Southwest's Revenue Is Struggling After Fatal Flight 1380
After Southwest's first passenger fatality, which occurred after a piece of engine shrapnel pierced a passenger's window on flight 1380 from New York LaGuardia (LGA) to Dallas Love Field (DAL) back in April, the carrier has been bracing for revenue drops.
Originally it predicted a 1% to 3% drop in revenue for each seat it flies per mile. Now, Southwest is estimating the decreased revenue to register on the higher end of the spectrum, at about 3% decrease per available seat mile, the low-cost carrier said Monday.
The negative affect on the airline's bottomline can be most directly attributed to the airline's shift in marketing following the incident. Out of respect for the victims, Southwest decided to intentionally stop marketing and change its branding temporarily to a more somber tone – a noticeable difference for the typically cheerful presentation of the carrier.
Southwest had previously predicted 5% growth this year, but now it's seeing closer to 4% growth due to the incident in conjunction with the overall trends of the industry and increased fuel prices.
As for its performance on Wall Street, shares of Southwest are down 22% so far for the year, while the NYSE Arca Airline index is only down about 10%, according to CNBC.

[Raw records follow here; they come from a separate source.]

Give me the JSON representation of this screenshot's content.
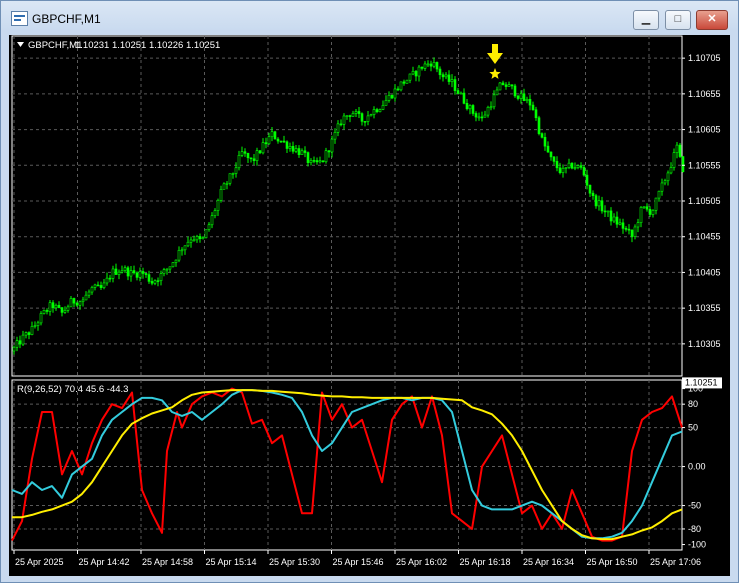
{
  "window": {
    "title": "GBPCHF,M1",
    "buttons": {
      "minimize": "▁",
      "maximize": "□",
      "close": "✕"
    }
  },
  "header": {
    "symbol": "GBPCHF,M1",
    "ohlc": "1.10231 1.10251 1.10226 1.10251",
    "menu_icon": "triangle-down-icon"
  },
  "indicator": {
    "label": "R(9,26,52) 70.4 45.6 -44.3"
  },
  "colors": {
    "background": "#000000",
    "candle": "#00ff00",
    "grid": "#5a5a5a",
    "axis_text": "#ffffff",
    "line_fast": "#ff0000",
    "line_mid": "#33ccdd",
    "line_slow": "#ffee00",
    "marker": "#ffee00"
  },
  "chart_data": [
    {
      "type": "candlestick",
      "symbol": "GBPCHF",
      "timeframe": "M1",
      "last_price": 1.10251,
      "last_price_label": "1.10251",
      "ylim": [
        1.1026,
        1.10736
      ],
      "y_ticks": [
        "1.10705",
        "1.10655",
        "1.10605",
        "1.10555",
        "1.10505",
        "1.10455",
        "1.10405",
        "1.10355",
        "1.10305"
      ],
      "x_ticks": [
        "25 Apr 2025",
        "25 Apr 14:42",
        "25 Apr 14:58",
        "25 Apr 15:14",
        "25 Apr 15:30",
        "25 Apr 15:46",
        "25 Apr 16:02",
        "25 Apr 16:18",
        "25 Apr 16:34",
        "25 Apr 16:50",
        "25 Apr 17:06"
      ],
      "close_path": [
        [
          0,
          1.10295
        ],
        [
          10,
          1.10312
        ],
        [
          20,
          1.10325
        ],
        [
          30,
          1.10345
        ],
        [
          40,
          1.1036
        ],
        [
          50,
          1.10348
        ],
        [
          60,
          1.10365
        ],
        [
          70,
          1.10365
        ],
        [
          80,
          1.10382
        ],
        [
          90,
          1.10382
        ],
        [
          100,
          1.10405
        ],
        [
          110,
          1.1041
        ],
        [
          120,
          1.10403
        ],
        [
          130,
          1.10405
        ],
        [
          140,
          1.10392
        ],
        [
          150,
          1.10402
        ],
        [
          160,
          1.10418
        ],
        [
          170,
          1.1044
        ],
        [
          180,
          1.10455
        ],
        [
          190,
          1.10448
        ],
        [
          200,
          1.10482
        ],
        [
          210,
          1.1052
        ],
        [
          220,
          1.10542
        ],
        [
          230,
          1.10572
        ],
        [
          240,
          1.1056
        ],
        [
          250,
          1.1058
        ],
        [
          260,
          1.10598
        ],
        [
          270,
          1.10588
        ],
        [
          280,
          1.1058
        ],
        [
          290,
          1.10572
        ],
        [
          300,
          1.10555
        ],
        [
          310,
          1.1056
        ],
        [
          320,
          1.10588
        ],
        [
          330,
          1.1062
        ],
        [
          340,
          1.1063
        ],
        [
          350,
          1.10618
        ],
        [
          360,
          1.1063
        ],
        [
          370,
          1.1064
        ],
        [
          380,
          1.10655
        ],
        [
          390,
          1.1067
        ],
        [
          400,
          1.1068
        ],
        [
          410,
          1.10693
        ],
        [
          420,
          1.107
        ],
        [
          430,
          1.1068
        ],
        [
          440,
          1.1067
        ],
        [
          450,
          1.1065
        ],
        [
          460,
          1.1063
        ],
        [
          470,
          1.1062
        ],
        [
          480,
          1.10645
        ],
        [
          490,
          1.1067
        ],
        [
          500,
          1.10662
        ],
        [
          510,
          1.10648
        ],
        [
          520,
          1.1064
        ],
        [
          530,
          1.1059
        ],
        [
          540,
          1.1056
        ],
        [
          550,
          1.10545
        ],
        [
          560,
          1.10555
        ],
        [
          570,
          1.1055
        ],
        [
          580,
          1.1051
        ],
        [
          590,
          1.10495
        ],
        [
          600,
          1.1048
        ],
        [
          610,
          1.1047
        ],
        [
          620,
          1.10455
        ],
        [
          630,
          1.10495
        ],
        [
          640,
          1.1049
        ],
        [
          650,
          1.10525
        ],
        [
          660,
          1.1056
        ],
        [
          665,
          1.1058
        ],
        [
          670,
          1.10551
        ]
      ],
      "annotations": [
        {
          "type": "arrow-down",
          "at": 483
        },
        {
          "type": "star",
          "at": 483
        }
      ]
    },
    {
      "type": "line",
      "name": "R(9,26,52)",
      "values_printed": [
        70.4,
        45.6,
        -44.3
      ],
      "ylim": [
        -107,
        111
      ],
      "y_ticks": [
        100,
        80,
        50,
        "0.00",
        -50,
        -80,
        -100
      ],
      "series": [
        {
          "color": "#ff0000",
          "values": [
            [
              0,
              -95
            ],
            [
              10,
              -70
            ],
            [
              20,
              10
            ],
            [
              30,
              70
            ],
            [
              40,
              70
            ],
            [
              50,
              -10
            ],
            [
              60,
              20
            ],
            [
              70,
              -10
            ],
            [
              80,
              30
            ],
            [
              90,
              60
            ],
            [
              100,
              80
            ],
            [
              110,
              75
            ],
            [
              120,
              95
            ],
            [
              130,
              -30
            ],
            [
              140,
              -60
            ],
            [
              150,
              -85
            ],
            [
              155,
              20
            ],
            [
              165,
              70
            ],
            [
              170,
              50
            ],
            [
              180,
              80
            ],
            [
              190,
              90
            ],
            [
              200,
              95
            ],
            [
              210,
              90
            ],
            [
              220,
              100
            ],
            [
              230,
              95
            ],
            [
              240,
              55
            ],
            [
              250,
              60
            ],
            [
              260,
              30
            ],
            [
              270,
              40
            ],
            [
              280,
              -10
            ],
            [
              290,
              -60
            ],
            [
              300,
              -60
            ],
            [
              310,
              95
            ],
            [
              320,
              60
            ],
            [
              330,
              80
            ],
            [
              340,
              50
            ],
            [
              350,
              60
            ],
            [
              360,
              20
            ],
            [
              370,
              -20
            ],
            [
              380,
              60
            ],
            [
              390,
              80
            ],
            [
              400,
              90
            ],
            [
              410,
              50
            ],
            [
              420,
              90
            ],
            [
              430,
              40
            ],
            [
              440,
              -60
            ],
            [
              450,
              -70
            ],
            [
              460,
              -80
            ],
            [
              470,
              0
            ],
            [
              480,
              20
            ],
            [
              490,
              40
            ],
            [
              500,
              -10
            ],
            [
              510,
              -60
            ],
            [
              520,
              -50
            ],
            [
              530,
              -80
            ],
            [
              540,
              -60
            ],
            [
              550,
              -80
            ],
            [
              560,
              -30
            ],
            [
              570,
              -60
            ],
            [
              580,
              -90
            ],
            [
              590,
              -95
            ],
            [
              600,
              -95
            ],
            [
              610,
              -90
            ],
            [
              620,
              20
            ],
            [
              630,
              60
            ],
            [
              640,
              70
            ],
            [
              650,
              75
            ],
            [
              660,
              90
            ],
            [
              670,
              50
            ]
          ]
        },
        {
          "color": "#33ccdd",
          "values": [
            [
              0,
              -30
            ],
            [
              10,
              -35
            ],
            [
              20,
              -20
            ],
            [
              30,
              -30
            ],
            [
              40,
              -25
            ],
            [
              50,
              -40
            ],
            [
              60,
              -10
            ],
            [
              70,
              0
            ],
            [
              80,
              10
            ],
            [
              90,
              40
            ],
            [
              100,
              60
            ],
            [
              110,
              70
            ],
            [
              120,
              80
            ],
            [
              130,
              88
            ],
            [
              140,
              88
            ],
            [
              150,
              85
            ],
            [
              160,
              70
            ],
            [
              170,
              65
            ],
            [
              180,
              70
            ],
            [
              190,
              60
            ],
            [
              200,
              70
            ],
            [
              210,
              80
            ],
            [
              220,
              92
            ],
            [
              230,
              98
            ],
            [
              240,
              98
            ],
            [
              250,
              97
            ],
            [
              260,
              95
            ],
            [
              270,
              92
            ],
            [
              280,
              88
            ],
            [
              290,
              70
            ],
            [
              300,
              40
            ],
            [
              310,
              20
            ],
            [
              320,
              30
            ],
            [
              330,
              50
            ],
            [
              340,
              70
            ],
            [
              350,
              75
            ],
            [
              360,
              80
            ],
            [
              370,
              85
            ],
            [
              380,
              88
            ],
            [
              390,
              88
            ],
            [
              400,
              85
            ],
            [
              410,
              88
            ],
            [
              420,
              88
            ],
            [
              430,
              85
            ],
            [
              440,
              70
            ],
            [
              450,
              20
            ],
            [
              460,
              -30
            ],
            [
              470,
              -50
            ],
            [
              480,
              -55
            ],
            [
              490,
              -55
            ],
            [
              500,
              -55
            ],
            [
              510,
              -50
            ],
            [
              520,
              -45
            ],
            [
              530,
              -50
            ],
            [
              540,
              -60
            ],
            [
              550,
              -70
            ],
            [
              560,
              -80
            ],
            [
              570,
              -90
            ],
            [
              580,
              -92
            ],
            [
              590,
              -92
            ],
            [
              600,
              -90
            ],
            [
              610,
              -85
            ],
            [
              620,
              -70
            ],
            [
              630,
              -50
            ],
            [
              640,
              -20
            ],
            [
              650,
              10
            ],
            [
              660,
              40
            ],
            [
              670,
              45
            ]
          ]
        },
        {
          "color": "#ffee00",
          "values": [
            [
              0,
              -65
            ],
            [
              10,
              -65
            ],
            [
              20,
              -62
            ],
            [
              30,
              -58
            ],
            [
              40,
              -55
            ],
            [
              50,
              -50
            ],
            [
              60,
              -45
            ],
            [
              70,
              -35
            ],
            [
              80,
              -20
            ],
            [
              90,
              0
            ],
            [
              100,
              20
            ],
            [
              110,
              40
            ],
            [
              120,
              55
            ],
            [
              130,
              62
            ],
            [
              140,
              68
            ],
            [
              150,
              72
            ],
            [
              160,
              76
            ],
            [
              170,
              85
            ],
            [
              180,
              92
            ],
            [
              190,
              95
            ],
            [
              200,
              96
            ],
            [
              210,
              97
            ],
            [
              220,
              98
            ],
            [
              230,
              98
            ],
            [
              240,
              98
            ],
            [
              250,
              97
            ],
            [
              260,
              97
            ],
            [
              270,
              96
            ],
            [
              280,
              95
            ],
            [
              290,
              94
            ],
            [
              300,
              92
            ],
            [
              310,
              91
            ],
            [
              320,
              90
            ],
            [
              330,
              90
            ],
            [
              340,
              89
            ],
            [
              350,
              89
            ],
            [
              360,
              88
            ],
            [
              370,
              88
            ],
            [
              380,
              88
            ],
            [
              390,
              88
            ],
            [
              400,
              88
            ],
            [
              410,
              88
            ],
            [
              420,
              88
            ],
            [
              430,
              87
            ],
            [
              440,
              86
            ],
            [
              450,
              85
            ],
            [
              460,
              76
            ],
            [
              470,
              72
            ],
            [
              480,
              67
            ],
            [
              490,
              55
            ],
            [
              500,
              40
            ],
            [
              510,
              20
            ],
            [
              520,
              -5
            ],
            [
              530,
              -30
            ],
            [
              540,
              -50
            ],
            [
              550,
              -70
            ],
            [
              560,
              -80
            ],
            [
              570,
              -88
            ],
            [
              580,
              -92
            ],
            [
              590,
              -93
            ],
            [
              600,
              -93
            ],
            [
              610,
              -90
            ],
            [
              620,
              -87
            ],
            [
              630,
              -82
            ],
            [
              640,
              -78
            ],
            [
              650,
              -70
            ],
            [
              660,
              -60
            ],
            [
              670,
              -55
            ]
          ]
        }
      ]
    }
  ]
}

The deadly incident on flight 1380 unfolded when an engine fan blade broke off of the Boeing 737, striking a window, shifting cabin pressure and sucking a passenger partially outside the aircraft. That passenger, 43-year-old Jennifer Riordan, later died from her injuries after being in critical condition at a nearby hospital. Seven other passengers were treated for minor injuries on the site.